Country: India
Tackling marine litter in India

On 31st March 2022, the first beach clean-up activity under the EU SWITCH-Asia funded PROMISE Project took place at Puthuvype, Kerala in India. Nearly 200 enthusiastic volunteers from four colleges, namely, SCMS Management, SCMS Kalamassery, SCMS Architecture and MES Marampally joined the activity.  

The beach clean-up efforts were coordinated by PROMISE implementing partners, STENUM Asia and The Energy and Resource Institute (TERI), with the local support of KHRA-Rezoy at Puthuvype beach, Kerala. 

Mr. K Chandra N Pillai, the Chairman of Greater Cochin Development Authority (GCDA) delivered a welcome speech emphasising the importance of this project’s actions in tackling the urgent issue of marine litter on beaches. He ensured further support will be provided by GCDA to jointly tackle these issues and encouraged volunteers to take the opportunity of joining the beach clean-up as one setting the example towards sustainable living for many others. Volunteers were then briefed by the STENUM Asia team on the safety and waste-picking protocol to be followed in the designated beach clean-up area.

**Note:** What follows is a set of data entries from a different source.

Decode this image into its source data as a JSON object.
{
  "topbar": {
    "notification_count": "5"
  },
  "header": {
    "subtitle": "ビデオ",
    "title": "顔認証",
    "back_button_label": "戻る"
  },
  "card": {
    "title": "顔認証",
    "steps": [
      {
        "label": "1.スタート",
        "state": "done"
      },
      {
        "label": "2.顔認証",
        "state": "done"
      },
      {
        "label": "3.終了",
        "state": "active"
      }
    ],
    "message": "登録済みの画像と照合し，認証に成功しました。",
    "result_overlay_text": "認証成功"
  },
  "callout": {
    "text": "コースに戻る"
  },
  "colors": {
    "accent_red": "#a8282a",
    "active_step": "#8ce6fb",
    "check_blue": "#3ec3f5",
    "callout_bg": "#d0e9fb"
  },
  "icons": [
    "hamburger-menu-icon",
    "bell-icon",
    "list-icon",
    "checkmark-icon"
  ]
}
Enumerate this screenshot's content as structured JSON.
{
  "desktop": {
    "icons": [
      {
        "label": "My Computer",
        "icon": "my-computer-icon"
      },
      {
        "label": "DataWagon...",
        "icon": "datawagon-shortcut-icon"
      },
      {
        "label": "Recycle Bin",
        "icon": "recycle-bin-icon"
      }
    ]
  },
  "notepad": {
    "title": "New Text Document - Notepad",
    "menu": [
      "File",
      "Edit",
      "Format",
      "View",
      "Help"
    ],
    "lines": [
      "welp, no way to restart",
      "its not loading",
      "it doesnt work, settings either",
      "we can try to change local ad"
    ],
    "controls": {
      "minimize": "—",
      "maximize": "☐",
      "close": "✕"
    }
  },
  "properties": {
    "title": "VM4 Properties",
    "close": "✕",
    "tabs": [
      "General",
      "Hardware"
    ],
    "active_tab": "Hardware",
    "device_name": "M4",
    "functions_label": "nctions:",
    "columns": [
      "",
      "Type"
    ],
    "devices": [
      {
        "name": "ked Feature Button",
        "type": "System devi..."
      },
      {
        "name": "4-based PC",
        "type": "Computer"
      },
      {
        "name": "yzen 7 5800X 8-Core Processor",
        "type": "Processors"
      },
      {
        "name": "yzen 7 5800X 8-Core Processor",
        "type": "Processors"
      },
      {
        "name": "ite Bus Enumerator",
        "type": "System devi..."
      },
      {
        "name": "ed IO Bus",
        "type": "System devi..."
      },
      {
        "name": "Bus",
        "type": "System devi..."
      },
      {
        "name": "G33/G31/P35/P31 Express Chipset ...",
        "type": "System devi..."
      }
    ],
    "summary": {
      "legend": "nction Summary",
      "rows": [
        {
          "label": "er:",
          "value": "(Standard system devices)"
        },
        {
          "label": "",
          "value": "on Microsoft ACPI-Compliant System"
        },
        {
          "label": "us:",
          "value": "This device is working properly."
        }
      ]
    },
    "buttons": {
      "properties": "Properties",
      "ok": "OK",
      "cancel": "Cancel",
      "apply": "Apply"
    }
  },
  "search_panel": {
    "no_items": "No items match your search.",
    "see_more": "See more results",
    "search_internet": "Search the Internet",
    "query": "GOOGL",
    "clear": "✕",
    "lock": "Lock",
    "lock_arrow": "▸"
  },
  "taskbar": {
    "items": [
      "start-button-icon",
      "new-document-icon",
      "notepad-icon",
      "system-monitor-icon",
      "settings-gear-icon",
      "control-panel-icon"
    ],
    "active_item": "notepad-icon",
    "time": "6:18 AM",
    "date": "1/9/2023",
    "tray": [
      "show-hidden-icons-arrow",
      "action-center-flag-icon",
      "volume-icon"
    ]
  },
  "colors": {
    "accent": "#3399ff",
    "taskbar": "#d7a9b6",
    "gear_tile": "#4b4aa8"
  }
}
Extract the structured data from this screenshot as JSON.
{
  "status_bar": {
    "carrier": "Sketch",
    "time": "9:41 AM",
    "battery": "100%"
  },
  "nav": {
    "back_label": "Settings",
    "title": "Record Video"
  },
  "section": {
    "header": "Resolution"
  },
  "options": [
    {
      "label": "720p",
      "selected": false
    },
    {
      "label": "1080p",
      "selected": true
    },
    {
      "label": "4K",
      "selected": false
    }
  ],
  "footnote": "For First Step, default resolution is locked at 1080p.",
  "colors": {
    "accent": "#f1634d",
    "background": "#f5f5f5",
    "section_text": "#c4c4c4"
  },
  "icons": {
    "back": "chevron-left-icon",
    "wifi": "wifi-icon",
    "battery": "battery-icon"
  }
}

Volunteers collected 690 kg of waste which was then segregated into seven different types: rigid plastics, bio-medical waste, hazardous waste (electronic waste), broken glass waste, metal waste, paper waste and miscellaneous waste (including footwear, clothing, and residual waste). The top marine litter items found at Puthvype beach included:

  •  Footwear
  •  Glass bottles
  • Paper cups
  • Plastic packaging (Crisps, sweets, ice cream wrappers)
  •  Thermocol
  •  Fishing net and line

The variability in the types of wastes found near both collection points provided the team with insight into the identification of the various kinds of commercial and recreational activities ongoing at the beach.

For instance, the collection point (CP1) near the entry of the beach had accumulated 24kg of paper waste, including paper plates, paper cups, among others. The entry point is home to several food vendors and one can assume that the amount of paper littering found in this area was mainly due to littering by tourists and the lack of waste bins set around these food vendors.

Meanwhile, the second collection point (CP2) was set up away from the food stalls and further into the length of the beach. The major types of waste collected at CP2 were shoes, thermocol and glass waste. The shoes may have gotten washed away when tourists and locals went swimming, both at this beach or elsewhere and then washed up on shore when the tide came back in. Other types of wastes collected were mainly thermocol, used in fishing nets to keep them afloat.

The glass waste that was collected consisted mainly of bottles which may have washed up from the sea or might have been littered onto the beach by tourists and locals. Moreover, the recyclable items collected by the volunteers were sent for closed loop recycling. 

Learnings from the first beach clean-up have equipped the STENUM Asia and TERI team with better practical insight on how to execute further clean-ups more efficiently to achieve Prevention of Marine Litter in the Lakshadweep Sea from land sources. The event was the first of many beach clean-ups held in Kerala, India that will help raise awareness about the pressing issue of marine litter in our seas and oceans.